By: Jake Stofan | Capitol News Service
November 15, 2017
TALLAHASSEE, Fla. (CNS) -- After 14 people died in a nursing home in south Florida following Hurricane Irma, Governor Rick Scott issued an emergency rule requiring nursing homes and assisted living facilities to install generators.
An administrative law judge has since thrown out the emergency rule, but Governor Scott is appealing.
The rule remains in effect, but even if it is overturned, lawmakers have filed legislation that would require not only generators, but also prioritize power restoration to elder care facilities.
"Prioritize them appropriately," said Representative Katie Edwards. "Make sure that each county includes assisted living facilities and nursing homes in their restoration of power program."
The bill also restores power to the state long term care ombudsman, giving the position more authority to investigate facilities.

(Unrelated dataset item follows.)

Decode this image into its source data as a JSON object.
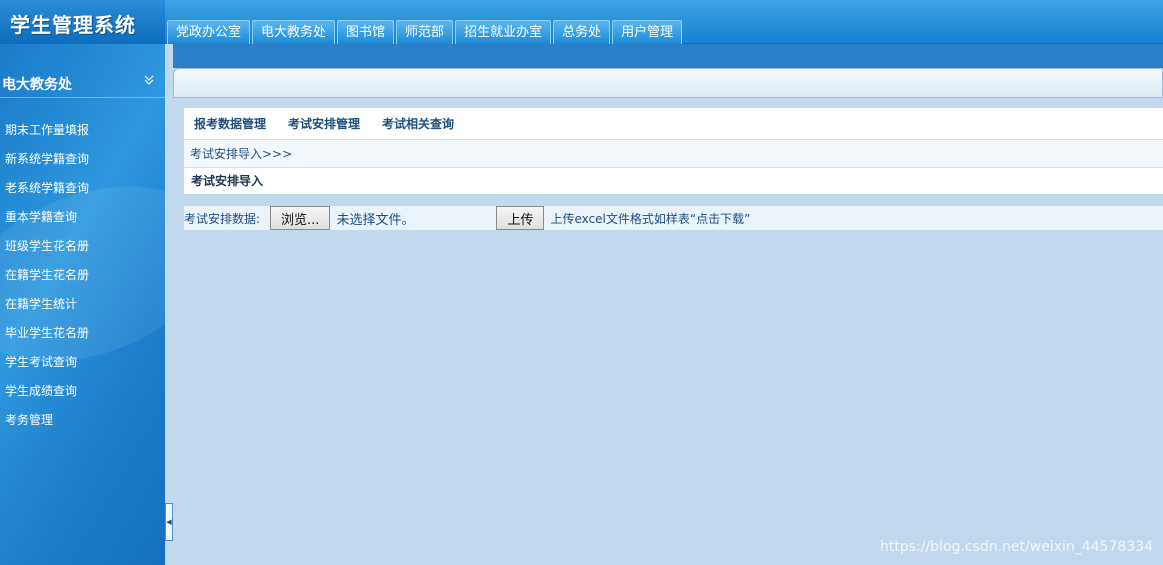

The Florida Health Care Association opposes the legislation, saying a requirement for facilities to acquire liability insurance means bigger payouts for trial lawyers when something goes wrong.
"The legislature is already requiring nursing homes to pay their judgement," said Kristen Knapp of the FHCA. "If they don't pay their judgement, they lose their license. Why do they need liability insurance?"
Bill sponsors argue heightened oversight will result in fewer accidents like the one that took the lives of 14 elderly residents, meaning less opportunities for lawsuits.
"If good nursing homes are providing good care, they shouldn't have anything to fear from this legislation," said Senator Gary Farmer.
The bill would require generators in nursing homes and assisted living facilities by July of next year, a month after hurricane season begins.
The bill has been filed in both the House and Senate. Sponsors say bi-partisan support is growing, but only Democrats were present at the announcement of the legislation.